(Source records)

────────────────────

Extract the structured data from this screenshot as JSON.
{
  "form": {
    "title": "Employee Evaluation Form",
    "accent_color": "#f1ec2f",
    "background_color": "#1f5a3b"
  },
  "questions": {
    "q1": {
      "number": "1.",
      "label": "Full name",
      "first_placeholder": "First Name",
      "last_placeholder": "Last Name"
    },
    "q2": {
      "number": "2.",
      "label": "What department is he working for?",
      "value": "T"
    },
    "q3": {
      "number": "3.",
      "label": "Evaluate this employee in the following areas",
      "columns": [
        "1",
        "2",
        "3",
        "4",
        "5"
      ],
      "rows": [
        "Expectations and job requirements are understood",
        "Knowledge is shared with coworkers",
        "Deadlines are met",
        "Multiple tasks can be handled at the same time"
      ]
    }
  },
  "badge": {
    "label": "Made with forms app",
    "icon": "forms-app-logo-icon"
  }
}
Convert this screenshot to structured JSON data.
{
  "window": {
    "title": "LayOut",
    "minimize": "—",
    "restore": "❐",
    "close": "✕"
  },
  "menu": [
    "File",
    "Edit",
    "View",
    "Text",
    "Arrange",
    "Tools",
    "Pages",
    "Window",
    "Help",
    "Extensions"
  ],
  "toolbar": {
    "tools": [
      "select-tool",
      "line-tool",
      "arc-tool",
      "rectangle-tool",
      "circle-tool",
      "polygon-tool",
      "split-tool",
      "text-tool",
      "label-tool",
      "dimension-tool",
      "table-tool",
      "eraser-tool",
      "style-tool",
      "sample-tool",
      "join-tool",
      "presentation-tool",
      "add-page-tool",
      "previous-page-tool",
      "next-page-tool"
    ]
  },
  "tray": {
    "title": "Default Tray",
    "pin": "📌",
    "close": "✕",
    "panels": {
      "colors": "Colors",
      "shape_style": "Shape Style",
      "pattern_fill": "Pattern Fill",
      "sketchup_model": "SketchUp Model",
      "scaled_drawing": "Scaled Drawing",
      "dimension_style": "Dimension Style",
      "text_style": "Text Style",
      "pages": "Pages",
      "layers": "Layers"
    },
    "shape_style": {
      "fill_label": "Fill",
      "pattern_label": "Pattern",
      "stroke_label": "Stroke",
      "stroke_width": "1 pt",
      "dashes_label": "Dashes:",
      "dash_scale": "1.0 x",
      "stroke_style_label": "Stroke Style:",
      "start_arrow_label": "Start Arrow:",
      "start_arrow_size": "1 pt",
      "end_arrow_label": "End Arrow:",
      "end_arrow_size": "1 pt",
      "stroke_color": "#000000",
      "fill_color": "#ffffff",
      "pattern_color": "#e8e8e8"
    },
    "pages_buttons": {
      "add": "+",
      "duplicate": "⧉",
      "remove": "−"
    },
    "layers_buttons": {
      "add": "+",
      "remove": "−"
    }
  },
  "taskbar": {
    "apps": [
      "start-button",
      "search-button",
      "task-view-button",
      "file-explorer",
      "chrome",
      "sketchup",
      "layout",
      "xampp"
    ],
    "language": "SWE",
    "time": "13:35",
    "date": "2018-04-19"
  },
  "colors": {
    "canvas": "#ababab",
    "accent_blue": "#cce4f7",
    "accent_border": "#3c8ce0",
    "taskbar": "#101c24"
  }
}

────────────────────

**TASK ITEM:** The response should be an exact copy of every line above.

**ANSWER FOR THE TASK:**
Extract the structured data from this screenshot as JSON.
{
  "form": {
    "title": "Employee Evaluation Form",
    "accent_color": "#f1ec2f",
    "background_color": "#1f5a3b"
  },
  "questions": {
    "q1": {
      "number": "1.",
      "label": "Full name",
      "first_placeholder": "First Name",
      "last_placeholder": "Last Name"
    },
    "q2": {
      "number": "2.",
      "label": "What department is he working for?",
      "value": "T"
    },
    "q3": {
      "number": "3.",
      "label": "Evaluate this employee in the following areas",
      "columns": [
        "1",
        "2",
        "3",
        "4",
        "5"
      ],
      "rows": [
        "Expectations and job requirements are understood",
        "Knowledge is shared with coworkers",
        "Deadlines are met",
        "Multiple tasks can be handled at the same time"
      ]
    }
  },
  "badge": {
    "label": "Made with forms app",
    "icon": "forms-app-logo-icon"
  }
}
Convert this screenshot to structured JSON data.
{
  "window": {
    "title": "LayOut",
    "minimize": "—",
    "restore": "❐",
    "close": "✕"
  },
  "menu": [
    "File",
    "Edit",
    "View",
    "Text",
    "Arrange",
    "Tools",
    "Pages",
    "Window",
    "Help",
    "Extensions"
  ],
  "toolbar": {
    "tools": [
      "select-tool",
      "line-tool",
      "arc-tool",
      "rectangle-tool",
      "circle-tool",
      "polygon-tool",
      "split-tool",
      "text-tool",
      "label-tool",
      "dimension-tool",
      "table-tool",
      "eraser-tool",
      "style-tool",
      "sample-tool",
      "join-tool",
      "presentation-tool",
      "add-page-tool",
      "previous-page-tool",
      "next-page-tool"
    ]
  },
  "tray": {
    "title": "Default Tray",
    "pin": "📌",
    "close": "✕",
    "panels": {
      "colors": "Colors",
      "shape_style": "Shape Style",
      "pattern_fill": "Pattern Fill",
      "sketchup_model": "SketchUp Model",
      "scaled_drawing": "Scaled Drawing",
      "dimension_style": "Dimension Style",
      "text_style": "Text Style",
      "pages": "Pages",
      "layers": "Layers"
    },
    "shape_style": {
      "fill_label": "Fill",
      "pattern_label": "Pattern",
      "stroke_label": "Stroke",
      "stroke_width": "1 pt",
      "dashes_label": "Dashes:",
      "dash_scale": "1.0 x",
      "stroke_style_label": "Stroke Style:",
      "start_arrow_label": "Start Arrow:",
      "start_arrow_size": "1 pt",
      "end_arrow_label": "End Arrow:",
      "end_arrow_size": "1 pt",
      "stroke_color": "#000000",
      "fill_color": "#ffffff",
      "pattern_color": "#e8e8e8"
    },
    "pages_buttons": {
      "add": "+",
      "duplicate": "⧉",
      "remove": "−"
    },
    "layers_buttons": {
      "add": "+",
      "remove": "−"
    }
  },
  "taskbar": {
    "apps": [
      "start-button",
      "search-button",
      "task-view-button",
      "file-explorer",
      "chrome",
      "sketchup",
      "layout",
      "xampp"
    ],
    "language": "SWE",
    "time": "13:35",
    "date": "2018-04-19"
  },
  "colors": {
    "canvas": "#ababab",
    "accent_blue": "#cce4f7",
    "accent_border": "#3c8ce0",
    "taskbar": "#101c24"
  }
}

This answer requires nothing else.